This dreamy ballad closes the album of a leisurely, lilting note and sort of reminds me of Santo and Johnny's "Sleep Walk" (which was famously covered by another of Randall's favorite '60s artists, The Ventures) as crooned (with an occasional hiccup) in his best emo-Elvis P. voice. It's meant to sound corny with the ice-rink organs and such, but I find it charming as Randall sings of love taking flight at the speed of light before reaching the final destination: "We'll crash, we'll burn, we'll land on Planet Love."

*** Final Thoughts ***

This is easily the best new music I've heard all year, with more melodic hooks and catchy choruses in one album than some songwriters manage in their whole careers. It's also one of the greatest feel-good discs you could ever pop into your CD player and immediately feel like you're walking on sunshine. It's already taken the edge off my normal road rage during the morning commute downtown to work. Lennon & McCartney...Bacharach-David...Elvis Costello...Brian Wilson...Bob Dylan...Graham Gouldman...Ray Davies...Todd Rundgren...Dee Dee Ramone...Randall Peck. Yes, that's right - I mention him in the same breath because he can take his rightful place alongside these legends as a fellow popsmith extraordinaire. I'm not kidding. In my musical wonderland, he goes toe to toe with the heavyweights and more than holds his own.

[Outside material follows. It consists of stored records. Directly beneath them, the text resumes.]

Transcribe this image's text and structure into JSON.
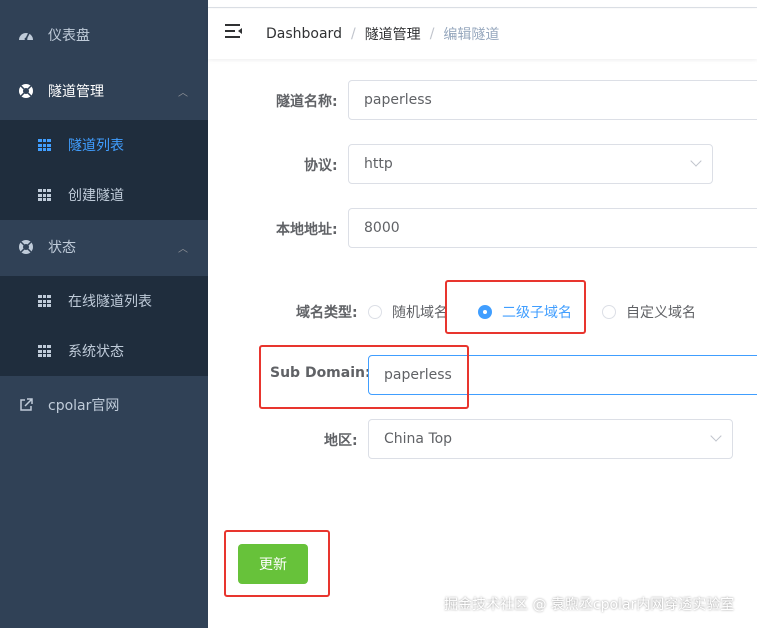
{
  "sidebar": {
    "dashboard": "仪表盘",
    "tunnel_mgmt": "隧道管理",
    "tunnel_list": "隧道列表",
    "create_tunnel": "创建隧道",
    "status": "状态",
    "online_tunnels": "在线隧道列表",
    "system_status": "系统状态",
    "cpolar_site": "cpolar官网",
    "active_color": "#409eff",
    "bg_color": "#304156"
  },
  "breadcrumb": {
    "home": "Dashboard",
    "section": "隧道管理",
    "current": "编辑隧道",
    "separator": "/"
  },
  "form": {
    "tunnel_name_label": "隧道名称:",
    "tunnel_name_value": "paperless",
    "protocol_label": "协议:",
    "protocol_value": "http",
    "local_addr_label": "本地地址:",
    "local_addr_value": "8000",
    "domain_type_label": "域名类型:",
    "domain_type_options": [
      "随机域名",
      "二级子域名",
      "自定义域名"
    ],
    "domain_type_selected": "二级子域名",
    "subdomain_label": "Sub Domain:",
    "subdomain_value": "paperless",
    "region_label": "地区:",
    "region_value": "China Top",
    "update_button": "更新"
  },
  "watermark": "掘金技术社区 @ 袁煦丞cpolar内网穿透实验室"
}
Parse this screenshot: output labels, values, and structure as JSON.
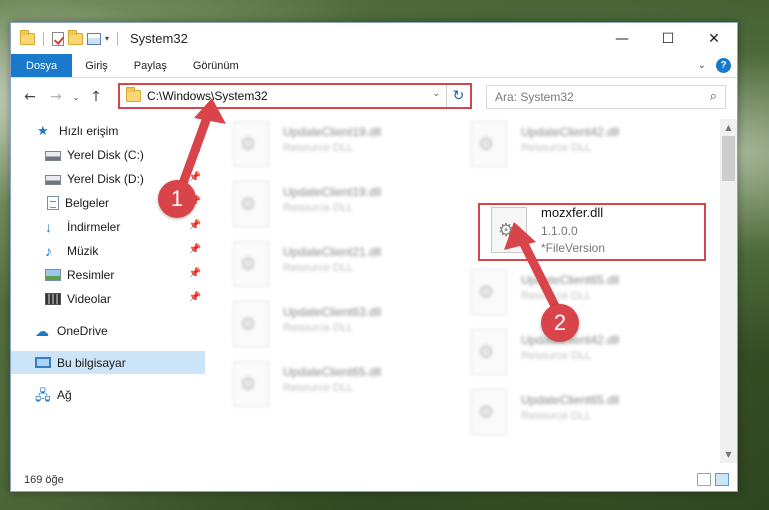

And yet I wonder how many people will ever hear his back catalog. He's so modest about his talent that Randall reminds me of those non-traditional "outsider" artists whose work is only discovered after the fact when it's displayed at the American Visionary Art Museum. You know - the unheralded artist who works a day job and comes home at night to create a secret cache of awe-inspiring works that remain unseen by the public until he dies and the landlady cleans out his room and donates them to a museum. So too does Randall create these recordings that are only known to a select few cadre of friends and associates. But that seems to be just fine by him. He loves making music and these songs are like his day journal, his diary, an audio scrapbook of who he was and what he was thinking at a certain point in his life.

Back in the Boatniks days, our "Ahoy Maties" press kit said this about Randall: "Randy's been happy lately...The happiest day of his life just might be tomorrow." Going by the sounds on Get Ready To Boink with the Boynks, it looks like that day is here - and how!

Labels: , , , , ,


Blogger Kaylee said...

In keeping with the fashion of Versace there is the irresistible perfume. Precious fragrance creations, the temptation to give in willingly.
Kaylees Bridal

5:22 AM  
Anonymous Anonymous said...

Get Ready to Boynk With the Boynks is my favorite Randall Peck album. "Daddy I Wrecked the Car" sounds destined for Shindig -- assuming scientists would hurry up on time-travel. My favorite song on the album is "Girl in the Window," which, in addition to perfectly capturing that '66 swinging pop aesthetic, makes me smile with the added irony that the organ riff is so very reminiscent of Mr. Pecks arch-nemeses: the Doors.
-A. Warren Duvall

3:56 AM  

Post a Comment

<< Home